Data extracted from a collection:
•••••

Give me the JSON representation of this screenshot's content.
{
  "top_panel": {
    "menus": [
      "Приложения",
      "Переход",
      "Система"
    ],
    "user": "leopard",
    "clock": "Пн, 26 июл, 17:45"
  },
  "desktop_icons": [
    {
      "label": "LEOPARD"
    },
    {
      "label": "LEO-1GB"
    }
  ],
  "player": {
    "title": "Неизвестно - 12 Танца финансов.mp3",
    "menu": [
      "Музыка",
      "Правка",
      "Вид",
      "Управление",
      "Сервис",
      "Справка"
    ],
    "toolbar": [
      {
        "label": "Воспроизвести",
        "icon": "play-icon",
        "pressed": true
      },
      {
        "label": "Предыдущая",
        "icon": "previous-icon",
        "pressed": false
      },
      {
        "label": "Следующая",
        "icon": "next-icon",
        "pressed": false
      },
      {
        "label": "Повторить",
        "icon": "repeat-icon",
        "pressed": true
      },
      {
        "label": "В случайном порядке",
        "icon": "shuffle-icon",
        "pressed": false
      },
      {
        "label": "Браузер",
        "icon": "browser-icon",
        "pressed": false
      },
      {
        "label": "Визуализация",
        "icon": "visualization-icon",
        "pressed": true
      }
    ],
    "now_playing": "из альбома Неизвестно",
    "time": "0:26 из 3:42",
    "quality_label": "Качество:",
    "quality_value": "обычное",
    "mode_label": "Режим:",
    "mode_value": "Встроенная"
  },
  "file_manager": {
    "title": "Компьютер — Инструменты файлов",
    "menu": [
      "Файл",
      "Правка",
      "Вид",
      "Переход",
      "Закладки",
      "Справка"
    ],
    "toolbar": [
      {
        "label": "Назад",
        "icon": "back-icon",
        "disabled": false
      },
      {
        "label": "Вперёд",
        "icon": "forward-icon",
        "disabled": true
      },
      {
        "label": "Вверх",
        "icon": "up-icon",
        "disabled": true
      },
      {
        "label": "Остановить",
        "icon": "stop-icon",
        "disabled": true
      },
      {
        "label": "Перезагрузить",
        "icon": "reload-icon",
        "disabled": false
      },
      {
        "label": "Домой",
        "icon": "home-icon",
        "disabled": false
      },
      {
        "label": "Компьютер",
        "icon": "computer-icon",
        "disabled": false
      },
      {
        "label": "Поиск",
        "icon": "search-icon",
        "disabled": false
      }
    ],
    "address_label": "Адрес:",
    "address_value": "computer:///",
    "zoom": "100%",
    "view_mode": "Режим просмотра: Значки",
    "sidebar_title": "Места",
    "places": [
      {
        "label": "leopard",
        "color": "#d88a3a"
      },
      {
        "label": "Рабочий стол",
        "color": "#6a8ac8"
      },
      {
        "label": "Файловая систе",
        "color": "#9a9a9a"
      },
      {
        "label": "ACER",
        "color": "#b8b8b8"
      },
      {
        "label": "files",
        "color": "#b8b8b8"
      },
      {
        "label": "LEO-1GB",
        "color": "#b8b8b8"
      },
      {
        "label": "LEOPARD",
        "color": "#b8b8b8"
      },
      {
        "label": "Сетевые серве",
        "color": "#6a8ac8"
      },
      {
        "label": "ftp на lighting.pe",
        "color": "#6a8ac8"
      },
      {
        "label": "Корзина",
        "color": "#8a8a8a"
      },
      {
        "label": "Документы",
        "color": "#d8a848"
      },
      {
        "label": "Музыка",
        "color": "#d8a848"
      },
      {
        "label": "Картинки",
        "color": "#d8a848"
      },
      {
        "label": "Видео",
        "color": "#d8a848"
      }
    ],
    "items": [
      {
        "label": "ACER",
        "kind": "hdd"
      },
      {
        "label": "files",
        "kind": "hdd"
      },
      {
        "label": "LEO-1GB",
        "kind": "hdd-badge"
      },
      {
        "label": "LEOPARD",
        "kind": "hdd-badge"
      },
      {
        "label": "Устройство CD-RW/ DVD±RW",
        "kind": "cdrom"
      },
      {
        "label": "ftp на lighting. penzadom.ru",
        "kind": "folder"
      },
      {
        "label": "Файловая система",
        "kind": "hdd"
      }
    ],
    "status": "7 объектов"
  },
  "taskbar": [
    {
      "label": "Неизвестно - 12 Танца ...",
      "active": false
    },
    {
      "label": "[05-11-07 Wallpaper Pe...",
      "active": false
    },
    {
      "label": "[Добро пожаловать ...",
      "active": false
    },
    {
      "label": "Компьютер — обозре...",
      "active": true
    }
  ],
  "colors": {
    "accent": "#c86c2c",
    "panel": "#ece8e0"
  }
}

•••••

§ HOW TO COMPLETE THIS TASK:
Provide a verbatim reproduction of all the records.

§ RESPONSE AREA:
Give me the JSON representation of this screenshot's content.
{
  "top_panel": {
    "menus": [
      "Приложения",
      "Переход",
      "Система"
    ],
    "user": "leopard",
    "clock": "Пн, 26 июл, 17:45"
  },
  "desktop_icons": [
    {
      "label": "LEOPARD"
    },
    {
      "label": "LEO-1GB"
    }
  ],
  "player": {
    "title": "Неизвестно - 12 Танца финансов.mp3",
    "menu": [
      "Музыка",
      "Правка",
      "Вид",
      "Управление",
      "Сервис",
      "Справка"
    ],
    "toolbar": [
      {
        "label": "Воспроизвести",
        "icon": "play-icon",
        "pressed": true
      },
      {
        "label": "Предыдущая",
        "icon": "previous-icon",
        "pressed": false
      },
      {
        "label": "Следующая",
        "icon": "next-icon",
        "pressed": false
      },
      {
        "label": "Повторить",
        "icon": "repeat-icon",
        "pressed": true
      },
      {
        "label": "В случайном порядке",
        "icon": "shuffle-icon",
        "pressed": false
      },
      {
        "label": "Браузер",
        "icon": "browser-icon",
        "pressed": false
      },
      {
        "label": "Визуализация",
        "icon": "visualization-icon",
        "pressed": true
      }
    ],
    "now_playing": "из альбома Неизвестно",
    "time": "0:26 из 3:42",
    "quality_label": "Качество:",
    "quality_value": "обычное",
    "mode_label": "Режим:",
    "mode_value": "Встроенная"
  },
  "file_manager": {
    "title": "Компьютер — Инструменты файлов",
    "menu": [
      "Файл",
      "Правка",
      "Вид",
      "Переход",
      "Закладки",
      "Справка"
    ],
    "toolbar": [
      {
        "label": "Назад",
        "icon": "back-icon",
        "disabled": false
      },
      {
        "label": "Вперёд",
        "icon": "forward-icon",
        "disabled": true
      },
      {
        "label": "Вверх",
        "icon": "up-icon",
        "disabled": true
      },
      {
        "label": "Остановить",
        "icon": "stop-icon",
        "disabled": true
      },
      {
        "label": "Перезагрузить",
        "icon": "reload-icon",
        "disabled": false
      },
      {
        "label": "Домой",
        "icon": "home-icon",
        "disabled": false
      },
      {
        "label": "Компьютер",
        "icon": "computer-icon",
        "disabled": false
      },
      {
        "label": "Поиск",
        "icon": "search-icon",
        "disabled": false
      }
    ],
    "address_label": "Адрес:",
    "address_value": "computer:///",
    "zoom": "100%",
    "view_mode": "Режим просмотра: Значки",
    "sidebar_title": "Места",
    "places": [
      {
        "label": "leopard",
        "color": "#d88a3a"
      },
      {
        "label": "Рабочий стол",
        "color": "#6a8ac8"
      },
      {
        "label": "Файловая систе",
        "color": "#9a9a9a"
      },
      {
        "label": "ACER",
        "color": "#b8b8b8"
      },
      {
        "label": "files",
        "color": "#b8b8b8"
      },
      {
        "label": "LEO-1GB",
        "color": "#b8b8b8"
      },
      {
        "label": "LEOPARD",
        "color": "#b8b8b8"
      },
      {
        "label": "Сетевые серве",
        "color": "#6a8ac8"
      },
      {
        "label": "ftp на lighting.pe",
        "color": "#6a8ac8"
      },
      {
        "label": "Корзина",
        "color": "#8a8a8a"
      },
      {
        "label": "Документы",
        "color": "#d8a848"
      },
      {
        "label": "Музыка",
        "color": "#d8a848"
      },
      {
        "label": "Картинки",
        "color": "#d8a848"
      },
      {
        "label": "Видео",
        "color": "#d8a848"
      }
    ],
    "items": [
      {
        "label": "ACER",
        "kind": "hdd"
      },
      {
        "label": "files",
        "kind": "hdd"
      },
      {
        "label": "LEO-1GB",
        "kind": "hdd-badge"
      },
      {
        "label": "LEOPARD",
        "kind": "hdd-badge"
      },
      {
        "label": "Устройство CD-RW/ DVD±RW",
        "kind": "cdrom"
      },
      {
        "label": "ftp на lighting. penzadom.ru",
        "kind": "folder"
      },
      {
        "label": "Файловая система",
        "kind": "hdd"
      }
    ],
    "status": "7 объектов"
  },
  "taskbar": [
    {
      "label": "Неизвестно - 12 Танца ...",
      "active": false
    },
    {
      "label": "[05-11-07 Wallpaper Pe...",
      "active": false
    },
    {
      "label": "[Добро пожаловать ...",
      "active": false
    },
    {
      "label": "Компьютер — обозре...",
      "active": true
    }
  ],
  "colors": {
    "accent": "#c86c2c",
    "panel": "#ece8e0"
  }
}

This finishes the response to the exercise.